to come up with a uniform drug policy for the 38 jurisdictions in the United
States, and to update testing for a wide range of therapeutic medications, as
well as for drugs that are simply performance-enhancing.So far, 13 of the
jurisdictions have agreed to uniform guidelines, and another 13 are expected to
sign on by the end of the year.
This encouraging declaration was followed by an explication of Jeff Mullins’s milkshaking charge and subsequent suspension and surveillance. Drape spoke with C. Steven Duncker, at the time chairman of the Thoroughbred Owners and Breeders Association’s Graded Stakes Committee and co-chairman of the New York Racing Association, about the need for greater attention to the use of drugs in racing:
Duncker…says uniform regulations, increased testing and greater surveillance are
progressive steps. The New York association will take an extraordinary measure
when Belmont Park opens Wednesday. All horses will be isolated in a detention
barn six hours before their races, with only the state veterinarian having
access to them.
“We need a paradigm shift in what our punishment is; it needs to be tougher,” Duncker said. “Right now in many places, a trainer can get suspended for seven days, pay a small fine and have his assistant run his horses while he’s out. That’s meaningless. What the tracks can do, however, is take away their stalls and not allow their horses to run at their tracks.”
These passages, written four years ago and read today, in the wake of the most recent Mullins incident, are almost laughably disheartening.

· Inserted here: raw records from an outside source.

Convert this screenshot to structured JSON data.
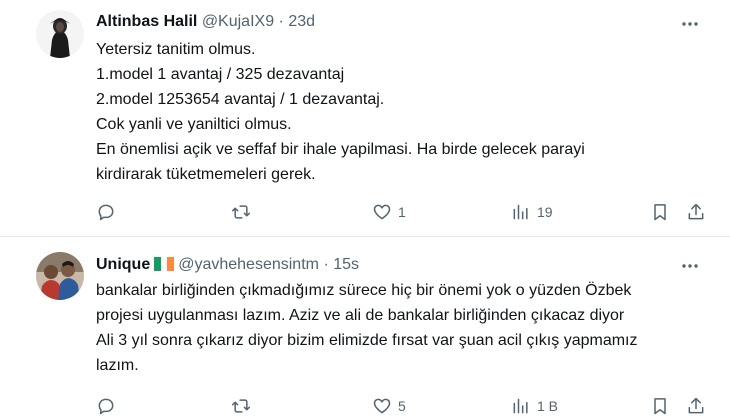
{
  "tweets": [
    {
      "author_name": "Altinbas Halil",
      "handle": "@KujaIX9",
      "separator": "·",
      "time": "23d",
      "lines": [
        "Yetersiz tanitim olmus.",
        "1.model 1 avantaj / 325 dezavantaj",
        "2.model 1253654 avantaj / 1 dezavantaj.",
        "Cok yanli ve yaniltici olmus.",
        "En önemlisi açik ve seffaf bir ihale yapilmasi. Ha birde gelecek parayi",
        "kirdirarak tüketmemeleri gerek."
      ],
      "stats": {
        "replies": "",
        "retweets": "",
        "likes": "1",
        "views": "19"
      }
    },
    {
      "author_name": "Unique",
      "handle": "@yavhehesensintm",
      "separator": "·",
      "time": "15s",
      "flag": "ireland-flag-icon",
      "lines": [
        "bankalar birliğinden çıkmadığımız sürece hiç bir önemi yok o yüzden Özbek",
        "projesi uygulanması lazım. Aziz ve ali de bankalar birliğinden çıkacaz diyor",
        "Ali 3 yıl sonra çıkarız diyor bizim elimizde fırsat var şuan acil çıkış yapmamız",
        "lazım."
      ],
      "stats": {
        "replies": "",
        "retweets": "",
        "likes": "5",
        "views": "1 B"
      }
    }
  ],
  "colors": {
    "text": "#0f1419",
    "muted": "#536471",
    "divider": "#e6e9ec"
  },
  "icons": [
    "avatar",
    "more-icon",
    "reply-icon",
    "retweet-icon",
    "like-icon",
    "views-icon",
    "bookmark-icon",
    "share-icon"
  ]
}
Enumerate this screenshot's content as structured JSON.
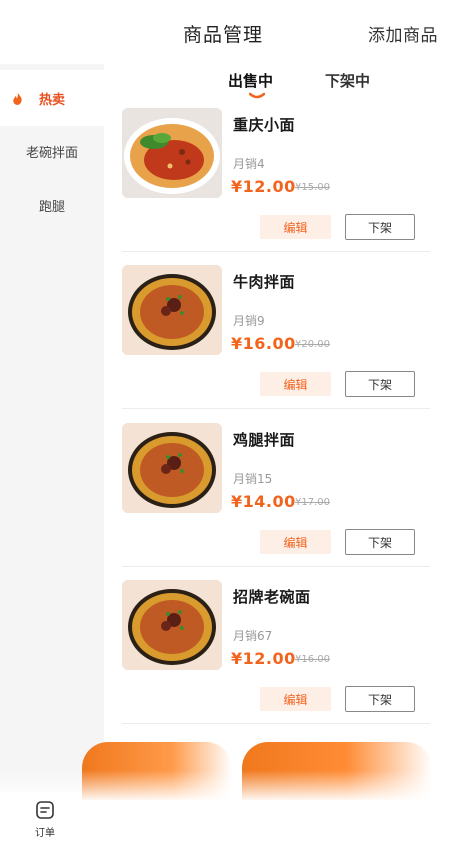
{
  "header": {
    "title": "商品管理",
    "add_label": "添加商品"
  },
  "sidebar": {
    "items": [
      {
        "label": "热卖",
        "icon": "fire-icon"
      },
      {
        "label": "老碗拌面"
      },
      {
        "label": "跑腿"
      }
    ]
  },
  "tabs": [
    {
      "label": "出售中"
    },
    {
      "label": "下架中"
    }
  ],
  "products": [
    {
      "name": "重庆小面",
      "sales": "月销4",
      "price": "¥12.00",
      "old_price": "¥15.00",
      "edit": "编辑",
      "off": "下架"
    },
    {
      "name": "牛肉拌面",
      "sales": "月销9",
      "price": "¥16.00",
      "old_price": "¥20.00",
      "edit": "编辑",
      "off": "下架"
    },
    {
      "name": "鸡腿拌面",
      "sales": "月销15",
      "price": "¥14.00",
      "old_price": "¥17.00",
      "edit": "编辑",
      "off": "下架"
    },
    {
      "name": "招牌老碗面",
      "sales": "月销67",
      "price": "¥12.00",
      "old_price": "¥16.00",
      "edit": "编辑",
      "off": "下架"
    }
  ],
  "bottom_nav": {
    "order_label": "订单",
    "order_icon": "order-list-icon"
  },
  "colors": {
    "accent": "#f2641e",
    "sidebar_bg": "#f5f5f5"
  }
}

Oh, and Mullins’s penalty for his presence in the detention barn and attempt to administer AirPower to his horse? A seven day suspension—to be implemented the day after the Kentucky Derby—and a $2,500 fine.